As a result of ongoing geopolitical tensions as well and increasing global demand, the price of crude oil continues to trend higher. Over the past eight months, the cost of one barrel of crude oil has increased by over $40. With oil prices trending higher, it is not all that surprising to find that gasoline prices are following suit. Since the financial crisis lows at the end of 2008, the average US price for a gallon of unleaded has risen $2.18 per gallon. The only time when gasoline prices were higher than today was during a brief three-month period in mid-2007, just prior to the Great Recession.As the news media excitedly notes, Exxon Mobil (trades as XOM) has reported a 1st quarter profit of about $11 billion. This seems to have set some people's hair on fire.
Should they be all that excited? I appears to me that the excitement comes from not understanding where they money taken in by a corporation goes. In Exxon's case, the company belongs, not to the management, not to Snidely Whiplash or Dr. Evil, but to the owners of its stock.
Who owns the stock? You, me, and many others either directly through personal portfolios or indirectly through large pension funds and mutual funds that invest in the stock market.
Who are the 10 biggest investors in Exxon Mobil? Well, 48% of XOM shares are institutionally owned, with the top 10 institutions owning a little over 18%. Mutual funds own a chunk. Here are listings of investors in Exxon:
Exxon Mobil employs over 102,000 people who depend on it making money so that they will be paid and receive benefits.
If you want to protect yourself from high gas prices, here's an idea - invest in Exxon, Chevron and other energy companies. Their stocks are publicly traded and you can buy them! No kidding. Deal of a lifetime.

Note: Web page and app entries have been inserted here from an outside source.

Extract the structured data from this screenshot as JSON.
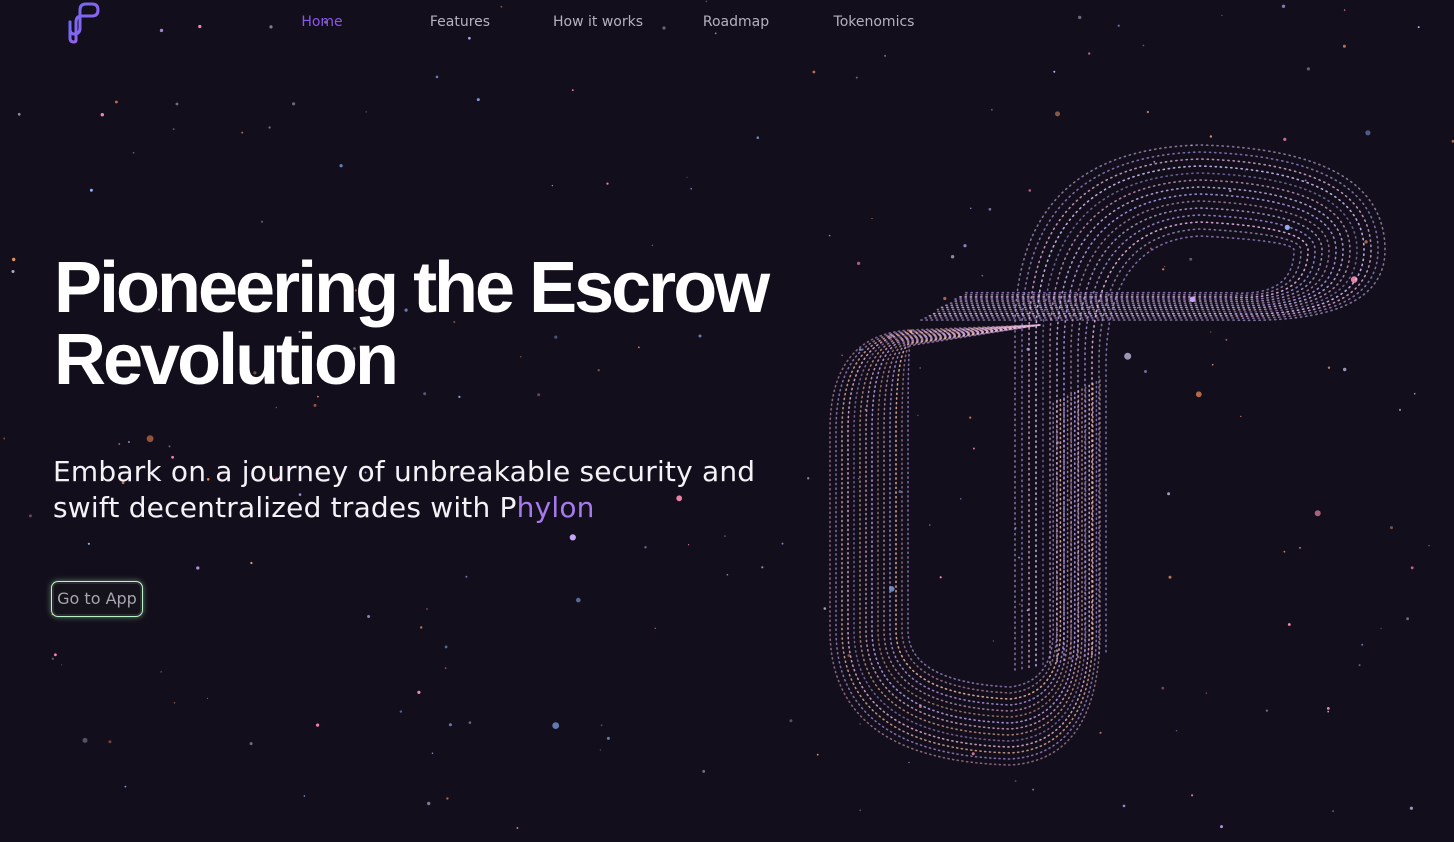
{
  "nav": {
    "items": [
      {
        "label": "Home",
        "active": true
      },
      {
        "label": "Features",
        "active": false
      },
      {
        "label": "How it works",
        "active": false
      },
      {
        "label": "Roadmap",
        "active": false
      },
      {
        "label": "Tokenomics",
        "active": false
      }
    ]
  },
  "hero": {
    "title_line1": "Pioneering the Escrow",
    "title_line2": "Revolution",
    "subtitle_line1": "Embark on a journey of unbreakable security and",
    "subtitle_line2_prefix": "swift decentralized trades with ",
    "brand_first_letter": "P",
    "brand_rest": "hylon",
    "cta_label": "Go to App"
  },
  "theme": {
    "background": "#130e1b",
    "accent": "#8a56f0",
    "brand_gradient": "#a679ec",
    "cta_glow": "#b9f3c7"
  },
  "icons": {
    "logo": "phylon-logo-icon",
    "hero_mark": "phylon-particle-logo"
  }
}
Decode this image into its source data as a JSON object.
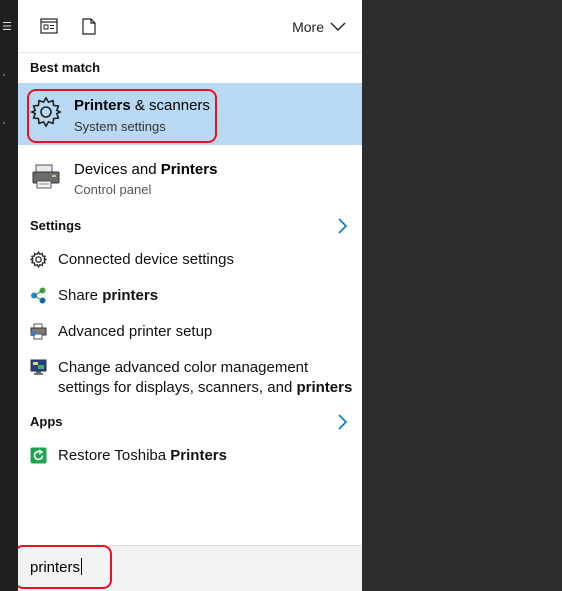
{
  "topbar": {
    "more_label": "More",
    "icon_left": "document-view-icon",
    "icon_right": "document-icon"
  },
  "best_match": {
    "header": "Best match",
    "top_result": {
      "title_bold": "Printers",
      "title_rest": " & scanners",
      "subtitle": "System settings",
      "icon": "gear-icon"
    },
    "second_result": {
      "title_plain": "Devices and ",
      "title_bold": "Printers",
      "subtitle": "Control panel",
      "icon": "printer-devices-icon"
    }
  },
  "settings": {
    "header": "Settings",
    "items": [
      {
        "plain": "Connected device settings",
        "bold": "",
        "icon": "gear-small-icon"
      },
      {
        "plain": "Share ",
        "bold": "printers",
        "icon": "share-icon"
      },
      {
        "plain": "Advanced printer setup",
        "bold": "",
        "icon": "printer-setup-icon"
      },
      {
        "line1": "Change advanced color management",
        "line2_plain": "settings for displays, scanners, and ",
        "line2_bold": "printers",
        "icon": "monitor-color-icon"
      }
    ]
  },
  "apps": {
    "header": "Apps",
    "items": [
      {
        "plain": "Restore Toshiba ",
        "bold": "Printers",
        "icon": "restore-icon"
      }
    ]
  },
  "search": {
    "value": "printers"
  },
  "colors": {
    "highlight": "#b9d9f2",
    "annotation": "#e81123",
    "accent": "#0078d7"
  }
}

What many of those same excited people mentioned above fail to point out is that even after a huge "profit" by Exxon, the estimated earnings per share of Exxon Mobil stock is only $2.14. So, if you owned 1,000 shares of XOM stock (morning price was about $87) you would have $87,000 invested and your projected annual earning per share would be about $2.14 qtr x 4 qtrs= $8.50 per share or about $8,500 per year, a little over a 9% return on your investment. Exxon has 4.96 billion shares outstanding. As seen above, that "profit" gets distributed to many shareholders and to employees. Some of it is retained for future use.

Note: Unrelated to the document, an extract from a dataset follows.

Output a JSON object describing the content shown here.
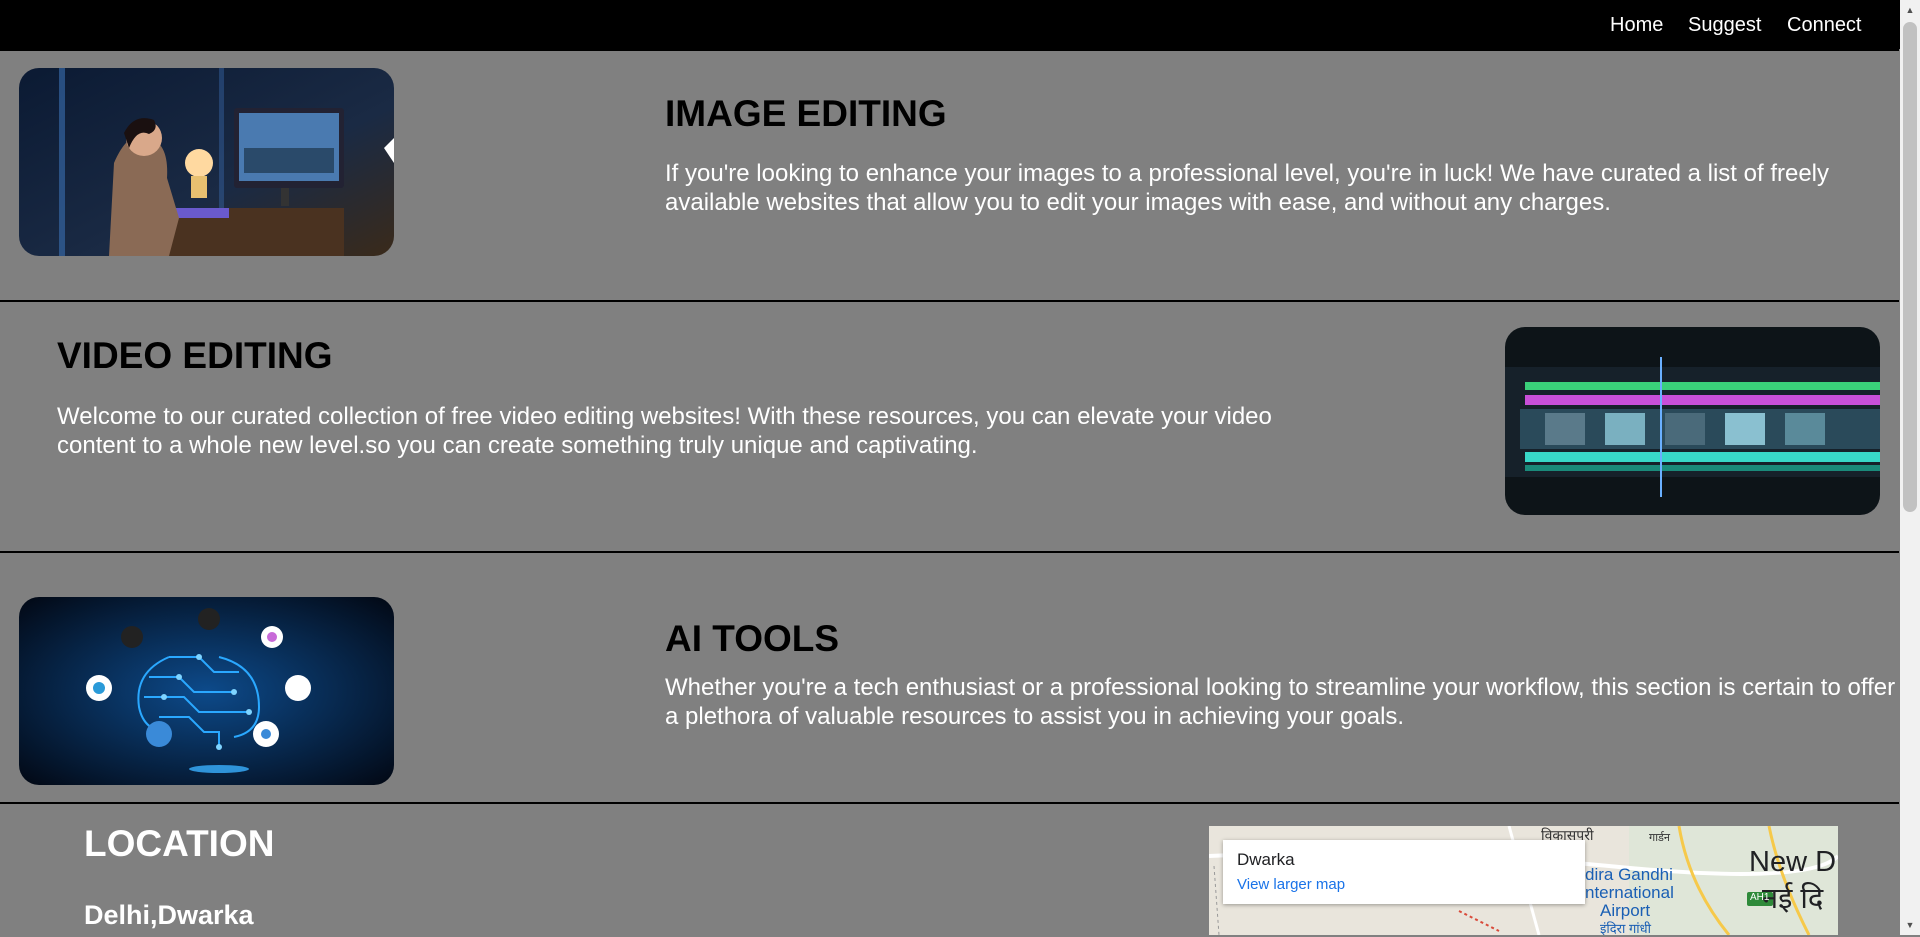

Buy a 100 XOM shares and over a good year, you might get $800 "back" to offset the increase in gasoline prices. Of course, if you are buying Exxon, it will cost you $8700 to get back that $800 and there is no guarantee that things will continue to allow Exxon to earn $2 per share per quarter. Chevron can be bought for $108 or so per share) its earnings are about $3 per share for the 1st qtr, roughly an 11% return if annualized (and if I am reading the number correctly). So, buy 100 shares of Chevron and for your $11,000 investment you may get "back" $1100 to offset gas prices. "Back" is in quotes, because, in reality you won't be able to pocket that money because that's not how it's paid.
Nope, earnings per share does not translate directly into dollar per dollar money for shareholders. Instead, those investors get paid dividends, which is the amount of money the management of the company believes is above that needed to meet basic operating costs and potential future expenses (where did you think they they got money to pay lawsuits and stuff?). Sometimes, if a company sees rough times coming, they may not pay a dividend, even when they are having a good quarter or year.

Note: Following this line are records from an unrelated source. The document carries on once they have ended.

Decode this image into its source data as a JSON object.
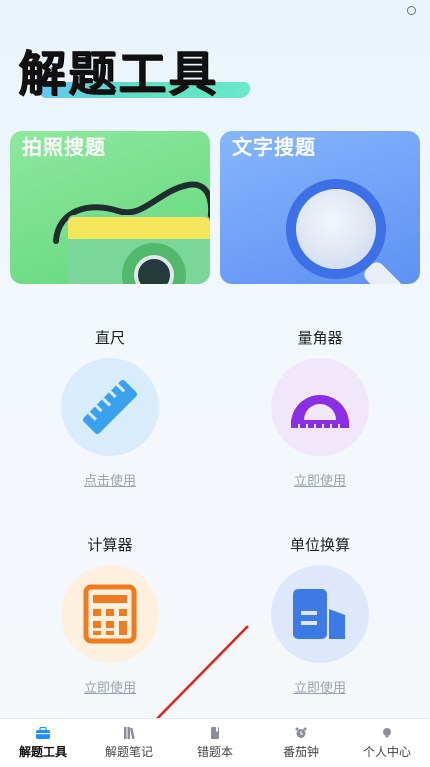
{
  "page": {
    "title": "解题工具"
  },
  "cards": [
    {
      "label": "拍照搜题"
    },
    {
      "label": "文字搜题"
    }
  ],
  "tools": [
    {
      "name": "直尺",
      "action": "点击使用",
      "bg": "#d9ecfb",
      "accent": "#3aa1ee"
    },
    {
      "name": "量角器",
      "action": "立即使用",
      "bg": "#f1e7fb",
      "accent": "#8b2ee6"
    },
    {
      "name": "计算器",
      "action": "立即使用",
      "bg": "#fdf0de",
      "accent": "#f07b1f"
    },
    {
      "name": "单位换算",
      "action": "立即使用",
      "bg": "#dfe8fb",
      "accent": "#3e7ae6"
    }
  ],
  "nav": [
    {
      "label": "解题工具",
      "icon": "toolbox-icon"
    },
    {
      "label": "解题笔记",
      "icon": "books-icon"
    },
    {
      "label": "错题本",
      "icon": "notebook-icon"
    },
    {
      "label": "番茄钟",
      "icon": "alarm-clock-icon"
    },
    {
      "label": "个人中心",
      "icon": "person-icon"
    }
  ],
  "colors": {
    "nav_active": "#1e90ff",
    "annotation_arrow": "#e0241b"
  }
}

Exxon says it will pay $.44 per share for quarter 1 ($44 for 100 shares= $176 annualized before taxes). Chevron seems to be indicating that its dividend on its earnings in the 1st quarter will be $.78 per share. So, 100 shares= $78 in dividends x 4= $312 in return before taxes on an annual basis.
Let's see, you bought 100 shares of XOM at $87 and 100 of Chevron at $108 - so here's your "in pocket gain" before taxes: XOM 176/8700= 2% (see here), Chevron 312/10800= 2.9% (see here). And you will be taxed on those dividends, so your net return may be lower. It's better than current CD rates, but higher risk.
More on dividends here. My point is that the owners of the company - the shareholders, do not get $11 billion or $44 billion each. They do not reap 30% or 50% windfalls. Instead, they earn about 2 to 3% on their investment in cash before taxes and the rest of their "gains" are invested back into the company to help it grow and continue operations.
With dividends, you still own the stock and that has value which you hope increases because of wise management. But it may drop.
Oh, those evil oil companies. And all those neighbors of yours who own them. Gol durn profiteers.
Disclosure: Please note that I am a former energy company employee who hopes in the near future to start collecting pension money from Chevron and another energy giant.
UPDATE: Revised to make it more user friendly. UPDATE2: And revised again.